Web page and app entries
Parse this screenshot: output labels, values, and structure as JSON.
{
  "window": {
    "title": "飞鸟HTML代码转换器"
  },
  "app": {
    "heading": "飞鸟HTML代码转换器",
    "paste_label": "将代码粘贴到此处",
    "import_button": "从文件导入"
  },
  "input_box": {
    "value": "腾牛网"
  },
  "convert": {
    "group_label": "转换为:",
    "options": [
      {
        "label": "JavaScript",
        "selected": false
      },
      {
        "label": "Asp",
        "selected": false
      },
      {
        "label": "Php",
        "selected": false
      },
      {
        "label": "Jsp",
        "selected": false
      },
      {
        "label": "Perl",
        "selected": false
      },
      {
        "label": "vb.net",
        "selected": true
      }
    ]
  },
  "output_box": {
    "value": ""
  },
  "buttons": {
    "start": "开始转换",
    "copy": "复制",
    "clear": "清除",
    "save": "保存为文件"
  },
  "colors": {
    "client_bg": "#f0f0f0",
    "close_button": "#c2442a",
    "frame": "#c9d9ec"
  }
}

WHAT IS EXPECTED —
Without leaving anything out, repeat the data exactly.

ANSWER FOR THIS EXERCISE —
Parse this screenshot: output labels, values, and structure as JSON.
{
  "window": {
    "title": "飞鸟HTML代码转换器"
  },
  "app": {
    "heading": "飞鸟HTML代码转换器",
    "paste_label": "将代码粘贴到此处",
    "import_button": "从文件导入"
  },
  "input_box": {
    "value": "腾牛网"
  },
  "convert": {
    "group_label": "转换为:",
    "options": [
      {
        "label": "JavaScript",
        "selected": false
      },
      {
        "label": "Asp",
        "selected": false
      },
      {
        "label": "Php",
        "selected": false
      },
      {
        "label": "Jsp",
        "selected": false
      },
      {
        "label": "Perl",
        "selected": false
      },
      {
        "label": "vb.net",
        "selected": true
      }
    ]
  },
  "output_box": {
    "value": ""
  },
  "buttons": {
    "start": "开始转换",
    "copy": "复制",
    "clear": "清除",
    "save": "保存为文件"
  },
  "colors": {
    "client_bg": "#f0f0f0",
    "close_button": "#c2442a",
    "frame": "#c9d9ec"
  }
}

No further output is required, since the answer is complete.